The Common Market Film Industry: Beyond Law and Economics
Don R. Le Duc
The European film industry was described by Konrad Bieberstein, West German minister of economics, as a "horse and buggy" business in competition with the automobile.1 Although this analogy is neither original nor completely accurate, it does suggest one explanation for the failure of Western European film companies to share in the general prosperity of the Common Market.2
Film remains a nationally oriented, nationally marketed commodity during an era when fundamental laws and economic policies of the Common Market are designed to encourage, if not compel, mass production and distribution across the entire European Economic Community. Despite the fact that nine nations of Western Europe have now combined economically to form a single market of 260 million people, filmmakers and distributors within these nations continue to operate as if the national trade barriers of the past remained firmly in place.

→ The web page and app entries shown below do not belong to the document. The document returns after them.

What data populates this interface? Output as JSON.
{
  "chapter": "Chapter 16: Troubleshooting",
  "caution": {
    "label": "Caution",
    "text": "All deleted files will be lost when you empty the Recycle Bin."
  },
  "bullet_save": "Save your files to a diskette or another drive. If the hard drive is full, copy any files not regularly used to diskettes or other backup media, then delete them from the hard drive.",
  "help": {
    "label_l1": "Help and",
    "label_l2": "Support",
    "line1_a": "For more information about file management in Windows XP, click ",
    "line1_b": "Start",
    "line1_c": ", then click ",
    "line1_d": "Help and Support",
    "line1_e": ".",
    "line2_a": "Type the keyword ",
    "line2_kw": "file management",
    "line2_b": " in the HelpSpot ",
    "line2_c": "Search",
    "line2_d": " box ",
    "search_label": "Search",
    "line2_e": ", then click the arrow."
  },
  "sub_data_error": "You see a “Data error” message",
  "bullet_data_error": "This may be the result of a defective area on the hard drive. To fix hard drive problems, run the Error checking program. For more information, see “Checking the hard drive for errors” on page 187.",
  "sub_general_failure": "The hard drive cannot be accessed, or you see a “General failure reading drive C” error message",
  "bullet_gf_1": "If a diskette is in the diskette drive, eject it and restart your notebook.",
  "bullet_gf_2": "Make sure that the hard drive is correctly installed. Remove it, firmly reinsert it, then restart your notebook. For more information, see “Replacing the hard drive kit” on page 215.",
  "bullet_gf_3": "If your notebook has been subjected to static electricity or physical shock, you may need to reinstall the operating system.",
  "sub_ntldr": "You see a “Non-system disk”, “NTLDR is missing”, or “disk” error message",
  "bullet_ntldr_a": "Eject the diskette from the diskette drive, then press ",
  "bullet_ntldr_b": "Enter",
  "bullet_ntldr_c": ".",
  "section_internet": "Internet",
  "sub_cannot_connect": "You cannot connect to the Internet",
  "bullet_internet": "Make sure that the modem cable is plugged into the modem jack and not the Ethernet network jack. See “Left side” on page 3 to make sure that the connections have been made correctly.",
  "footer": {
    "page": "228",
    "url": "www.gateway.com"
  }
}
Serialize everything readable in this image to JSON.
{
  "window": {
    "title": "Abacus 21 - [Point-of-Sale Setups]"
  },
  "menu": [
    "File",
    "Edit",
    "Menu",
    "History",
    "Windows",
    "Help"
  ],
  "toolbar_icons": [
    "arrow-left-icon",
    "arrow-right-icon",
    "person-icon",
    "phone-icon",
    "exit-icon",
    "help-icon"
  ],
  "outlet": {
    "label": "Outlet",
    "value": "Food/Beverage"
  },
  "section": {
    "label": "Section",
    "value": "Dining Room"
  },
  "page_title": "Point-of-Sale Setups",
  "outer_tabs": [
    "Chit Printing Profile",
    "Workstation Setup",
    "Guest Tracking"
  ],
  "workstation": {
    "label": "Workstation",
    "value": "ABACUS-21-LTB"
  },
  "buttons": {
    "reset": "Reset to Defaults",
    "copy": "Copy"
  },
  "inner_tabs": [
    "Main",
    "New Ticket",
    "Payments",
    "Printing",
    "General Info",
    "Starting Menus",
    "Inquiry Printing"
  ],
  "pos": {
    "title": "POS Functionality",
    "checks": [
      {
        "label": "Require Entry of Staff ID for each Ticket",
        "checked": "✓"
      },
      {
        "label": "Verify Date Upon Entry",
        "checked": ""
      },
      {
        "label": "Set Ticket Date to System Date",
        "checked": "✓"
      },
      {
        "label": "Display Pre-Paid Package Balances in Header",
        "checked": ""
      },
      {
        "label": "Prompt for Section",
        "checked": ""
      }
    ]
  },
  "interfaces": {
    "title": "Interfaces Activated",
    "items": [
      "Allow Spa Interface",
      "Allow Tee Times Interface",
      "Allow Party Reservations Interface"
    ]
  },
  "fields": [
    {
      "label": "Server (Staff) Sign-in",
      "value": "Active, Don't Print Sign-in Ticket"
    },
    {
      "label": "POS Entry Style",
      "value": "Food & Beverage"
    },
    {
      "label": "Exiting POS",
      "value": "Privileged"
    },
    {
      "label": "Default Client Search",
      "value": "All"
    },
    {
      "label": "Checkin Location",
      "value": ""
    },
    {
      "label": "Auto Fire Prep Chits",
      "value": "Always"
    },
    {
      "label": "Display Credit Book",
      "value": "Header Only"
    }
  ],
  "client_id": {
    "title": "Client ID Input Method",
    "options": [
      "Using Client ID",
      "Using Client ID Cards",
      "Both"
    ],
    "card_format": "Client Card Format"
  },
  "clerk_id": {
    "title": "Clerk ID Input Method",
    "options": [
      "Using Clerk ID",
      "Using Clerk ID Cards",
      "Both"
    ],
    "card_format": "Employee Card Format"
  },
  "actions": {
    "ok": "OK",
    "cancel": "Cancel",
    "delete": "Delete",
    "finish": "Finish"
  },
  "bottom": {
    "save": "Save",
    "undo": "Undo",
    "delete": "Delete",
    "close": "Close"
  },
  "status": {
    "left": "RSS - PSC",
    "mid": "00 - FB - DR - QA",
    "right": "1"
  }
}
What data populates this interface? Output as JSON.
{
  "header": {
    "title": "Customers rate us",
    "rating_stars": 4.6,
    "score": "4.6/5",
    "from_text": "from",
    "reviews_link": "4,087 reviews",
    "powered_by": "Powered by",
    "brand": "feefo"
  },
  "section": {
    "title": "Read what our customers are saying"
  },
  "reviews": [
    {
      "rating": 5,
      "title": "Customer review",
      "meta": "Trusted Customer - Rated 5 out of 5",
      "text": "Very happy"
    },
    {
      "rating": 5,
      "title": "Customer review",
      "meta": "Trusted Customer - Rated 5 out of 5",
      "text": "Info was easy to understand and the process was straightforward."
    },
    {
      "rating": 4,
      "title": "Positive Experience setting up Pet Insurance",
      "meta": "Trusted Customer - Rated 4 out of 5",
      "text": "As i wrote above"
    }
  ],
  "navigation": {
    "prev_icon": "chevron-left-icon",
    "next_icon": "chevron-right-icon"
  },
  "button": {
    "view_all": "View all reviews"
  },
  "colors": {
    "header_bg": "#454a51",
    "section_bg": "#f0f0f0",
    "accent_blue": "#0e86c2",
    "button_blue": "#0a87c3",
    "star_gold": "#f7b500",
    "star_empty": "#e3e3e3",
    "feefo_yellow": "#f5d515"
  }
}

Why have European film companies been inclined to spurn this wider European Community market, content instead to remain sheltered within national law and nurtured through governmental grants? And more directly, how have Common Market film producers and distributors been able to avoid prosecution for violations of European Community laws which prohibit national subsidies or restrictions upon the flow of goods, services, labor, or capital among member states of the community?
The Common Market Cinema Industry Committee (CICCE) has responded to the economic question by contending that film, unlike other industries, cannot transcend cultural barriers and thus is incapable of benefitting from a combined market consisting of nine distinct nations with seven different major languages. Yet, as they make this argument,